Fitzgerald cut his teeth in crisis communications and marketing during his six-year tenure at Midway Games as the company was transitioning from arcade-game manufacturer to the home console market. The transition wasn’t easy, as it saw a number of yearly losses en route to filing for bankruptcy in 2009.
However, one colleague remembers a young Fitzgerald, only a few years out of college, keeping his head as more senior teammates were reduced to tears during Midway’s rougher patches, as it moved from one end of the gaming industry to the other.
"He kept his poise and wits about him even though chaos was all around. I also remember he had the ability to find positive things out of the circumstances," recalls Neil Nicastro, former chairman of Midway. "Guys who had been in the organization were ‘woe is me, woe is me,’ but he kept cool and thought positively."
Fitzgerald’s relative youth was also an asset because he understood video gaming and the company’s target audience better than more seasoned executives, Nicastro adds.
"He understood the whole picture and saw how everything fell into place," he says.
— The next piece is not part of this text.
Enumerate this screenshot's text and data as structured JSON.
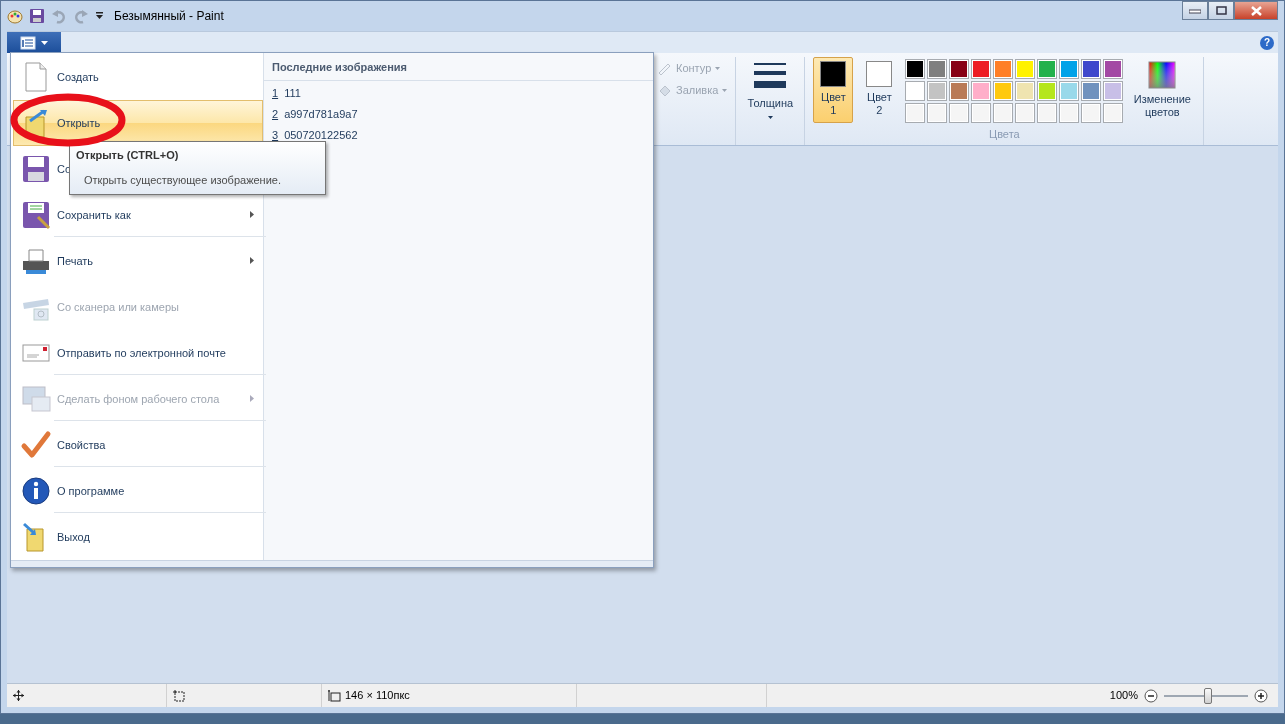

Since exiting Midway in 2001, the University of Indiana alum has also worked at Edelman, Ketchum – FedEx’s primary PR agency partner – GNC, and Mylan Laboratories. The agency-side experience helped Fitzgerald understand the other side of the business, but gaining experience with other marketing disciplines was key, he recalls. In terms of agencies, FedEx also maintains a relationship with BBDO, its main creative firm.
"You have to be in a constant learning mode throughout your career," Fitzgerald states. "It is a great opportunity for organizations such as FedEx because of the evolving nature of marketing. It’s a great opportunity for us to do more and be more targeted and efficient. It requires an approach that is focused on expanding the brand in new and different ways."
Handle with care
Years after Midway, Fitzgerald again has to consider the bigger picture beyond comms at FedEx. After moving into his current role, Fitzgerald also stewards the company’s extensive sports sponsorships, including those with the NFL. In one of its more noticeable brand associations, consumers can visit NFL.com to vote for the FedEx Air and Ground Players of the Week from the league’s best performing quarterbacks and running backs. The shipping company also sponsors the PGA Tour’s FedEx Cup and NASCAR races and teams.
While Fitzgerald says FedEx’s crisis comms tenets are to focus on clear, transparent, and rapid response, last fall he and other executives also had to keep an eye on how the NFL dealt with its own crisis fallout from the Ray Rice scandal.
Critics originally found fault with the league for suspending the former Baltimore Raven running back only two games after a domestic violence incident involving his wife. But the league was forced to backpedal after a damning video emerged of the incident months later.
"We monitored the developments very closely and collaborated with them in terms of actions being taken, and we supported the league’s efforts as it related to personal conduct and putting an end to domestic violence," Fitzgerald says. He adds that the company never considered terminating its deals with the league.
FedEx gets its message to the public without relying on the media filter by using its owned platforms, such as the FedEx Blog, and sharing content on social channels such as Facebook.
The portal contains a range of stories, from help for office employees to gift ideas for pets. They sometimes strike a more serious tone. Recent entries describe a ride-along with a deliveryman, also a veteran, talking about how his military training helps on the job.
"With everything happening in the world, there are some opportunities based on who we are as a company," said Fitzgerald. "Through the winter storms in Buffalo, we had couriers rescuing people from their vehicles."